===== Material shown

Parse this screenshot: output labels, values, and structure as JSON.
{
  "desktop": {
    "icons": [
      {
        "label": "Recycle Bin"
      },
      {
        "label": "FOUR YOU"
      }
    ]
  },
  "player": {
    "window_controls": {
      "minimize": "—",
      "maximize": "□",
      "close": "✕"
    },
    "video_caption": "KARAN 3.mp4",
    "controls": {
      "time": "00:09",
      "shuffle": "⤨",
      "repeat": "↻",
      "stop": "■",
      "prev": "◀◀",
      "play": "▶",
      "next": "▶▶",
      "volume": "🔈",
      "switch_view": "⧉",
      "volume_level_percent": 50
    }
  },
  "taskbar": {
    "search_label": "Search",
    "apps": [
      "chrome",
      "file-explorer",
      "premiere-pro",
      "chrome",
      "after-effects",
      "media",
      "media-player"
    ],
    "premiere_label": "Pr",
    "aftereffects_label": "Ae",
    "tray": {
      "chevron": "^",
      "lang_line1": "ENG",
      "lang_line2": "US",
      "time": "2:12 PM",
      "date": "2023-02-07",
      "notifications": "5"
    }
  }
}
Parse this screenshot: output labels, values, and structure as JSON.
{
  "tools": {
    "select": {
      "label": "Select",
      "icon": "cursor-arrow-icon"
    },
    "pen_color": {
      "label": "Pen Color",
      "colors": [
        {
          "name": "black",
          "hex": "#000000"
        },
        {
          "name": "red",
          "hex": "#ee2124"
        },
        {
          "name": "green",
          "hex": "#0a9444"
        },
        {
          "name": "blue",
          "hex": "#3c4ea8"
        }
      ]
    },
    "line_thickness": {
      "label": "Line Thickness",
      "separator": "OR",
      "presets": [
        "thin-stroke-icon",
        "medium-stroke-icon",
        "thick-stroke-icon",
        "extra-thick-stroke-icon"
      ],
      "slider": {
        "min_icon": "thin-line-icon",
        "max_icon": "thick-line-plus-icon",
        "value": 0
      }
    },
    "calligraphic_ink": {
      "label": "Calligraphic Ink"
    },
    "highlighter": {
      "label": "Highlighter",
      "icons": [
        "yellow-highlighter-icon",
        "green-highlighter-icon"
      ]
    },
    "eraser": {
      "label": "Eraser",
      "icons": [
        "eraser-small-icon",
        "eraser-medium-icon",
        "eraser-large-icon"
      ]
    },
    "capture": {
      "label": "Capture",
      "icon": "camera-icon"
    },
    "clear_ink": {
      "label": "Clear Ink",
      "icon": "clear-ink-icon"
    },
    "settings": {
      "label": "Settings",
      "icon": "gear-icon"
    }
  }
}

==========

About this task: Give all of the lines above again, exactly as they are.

Response:
Parse this screenshot: output labels, values, and structure as JSON.
{
  "desktop": {
    "icons": [
      {
        "label": "Recycle Bin"
      },
      {
        "label": "FOUR YOU"
      }
    ]
  },
  "player": {
    "window_controls": {
      "minimize": "—",
      "maximize": "□",
      "close": "✕"
    },
    "video_caption": "KARAN 3.mp4",
    "controls": {
      "time": "00:09",
      "shuffle": "⤨",
      "repeat": "↻",
      "stop": "■",
      "prev": "◀◀",
      "play": "▶",
      "next": "▶▶",
      "volume": "🔈",
      "switch_view": "⧉",
      "volume_level_percent": 50
    }
  },
  "taskbar": {
    "search_label": "Search",
    "apps": [
      "chrome",
      "file-explorer",
      "premiere-pro",
      "chrome",
      "after-effects",
      "media",
      "media-player"
    ],
    "premiere_label": "Pr",
    "aftereffects_label": "Ae",
    "tray": {
      "chevron": "^",
      "lang_line1": "ENG",
      "lang_line2": "US",
      "time": "2:12 PM",
      "date": "2023-02-07",
      "notifications": "5"
    }
  }
}
Parse this screenshot: output labels, values, and structure as JSON.
{
  "tools": {
    "select": {
      "label": "Select",
      "icon": "cursor-arrow-icon"
    },
    "pen_color": {
      "label": "Pen Color",
      "colors": [
        {
          "name": "black",
          "hex": "#000000"
        },
        {
          "name": "red",
          "hex": "#ee2124"
        },
        {
          "name": "green",
          "hex": "#0a9444"
        },
        {
          "name": "blue",
          "hex": "#3c4ea8"
        }
      ]
    },
    "line_thickness": {
      "label": "Line Thickness",
      "separator": "OR",
      "presets": [
        "thin-stroke-icon",
        "medium-stroke-icon",
        "thick-stroke-icon",
        "extra-thick-stroke-icon"
      ],
      "slider": {
        "min_icon": "thin-line-icon",
        "max_icon": "thick-line-plus-icon",
        "value": 0
      }
    },
    "calligraphic_ink": {
      "label": "Calligraphic Ink"
    },
    "highlighter": {
      "label": "Highlighter",
      "icons": [
        "yellow-highlighter-icon",
        "green-highlighter-icon"
      ]
    },
    "eraser": {
      "label": "Eraser",
      "icons": [
        "eraser-small-icon",
        "eraser-medium-icon",
        "eraser-large-icon"
      ]
    },
    "capture": {
      "label": "Capture",
      "icon": "camera-icon"
    },
    "clear_ink": {
      "label": "Clear Ink",
      "icon": "clear-ink-icon"
    },
    "settings": {
      "label": "Settings",
      "icon": "gear-icon"
    }
  }
}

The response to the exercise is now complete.